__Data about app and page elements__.

————

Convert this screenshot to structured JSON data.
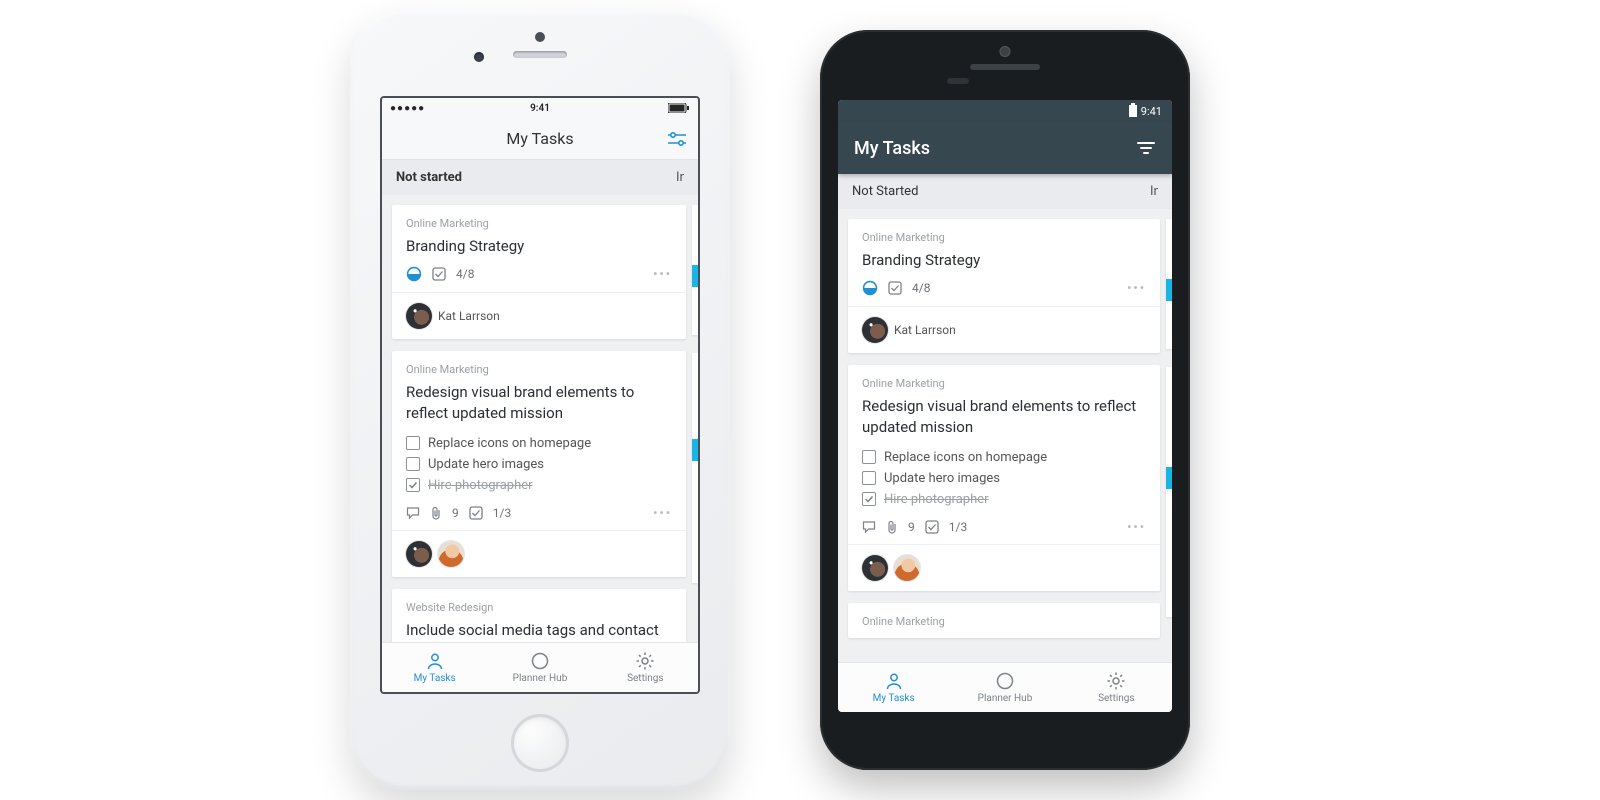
{
  "status_time": "9:41",
  "ios": {
    "title": "My Tasks",
    "column_header": "Not started",
    "column_overflow": "In",
    "tabs": {
      "mytasks": "My Tasks",
      "hub": "Planner Hub",
      "settings": "Settings"
    }
  },
  "android": {
    "title": "My Tasks",
    "column_header": "Not Started",
    "column_overflow": "In",
    "tabs": {
      "mytasks": "My Tasks",
      "hub": "Planner Hub",
      "settings": "Settings"
    }
  },
  "cards": {
    "c1": {
      "category": "Online Marketing",
      "title": "Branding Strategy",
      "checklist_count": "4/8",
      "assignee_name": "Kat Larrson"
    },
    "c2": {
      "category": "Online Marketing",
      "title": "Redesign visual brand elements to reflect updated mission",
      "subtask1": "Replace icons on homepage",
      "subtask2": "Update hero images",
      "subtask3": "Hire photographer",
      "attachments": "9",
      "checklist_count": "1/3"
    },
    "c3_ios": {
      "category": "Website Redesign",
      "title": "Include social media tags and contact sheet in the \"about\" page"
    },
    "c3_and": {
      "category": "Online Marketing"
    }
  }
}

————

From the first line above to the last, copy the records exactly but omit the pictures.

Convert this screenshot to structured JSON data.
{
  "status_time": "9:41",
  "ios": {
    "title": "My Tasks",
    "column_header": "Not started",
    "column_overflow": "In",
    "tabs": {
      "mytasks": "My Tasks",
      "hub": "Planner Hub",
      "settings": "Settings"
    }
  },
  "android": {
    "title": "My Tasks",
    "column_header": "Not Started",
    "column_overflow": "In",
    "tabs": {
      "mytasks": "My Tasks",
      "hub": "Planner Hub",
      "settings": "Settings"
    }
  },
  "cards": {
    "c1": {
      "category": "Online Marketing",
      "title": "Branding Strategy",
      "checklist_count": "4/8",
      "assignee_name": "Kat Larrson"
    },
    "c2": {
      "category": "Online Marketing",
      "title": "Redesign visual brand elements to reflect updated mission",
      "subtask1": "Replace icons on homepage",
      "subtask2": "Update hero images",
      "subtask3": "Hire photographer",
      "attachments": "9",
      "checklist_count": "1/3"
    },
    "c3_ios": {
      "category": "Website Redesign",
      "title": "Include social media tags and contact sheet in the \"about\" page"
    },
    "c3_and": {
      "category": "Online Marketing"
    }
  }
}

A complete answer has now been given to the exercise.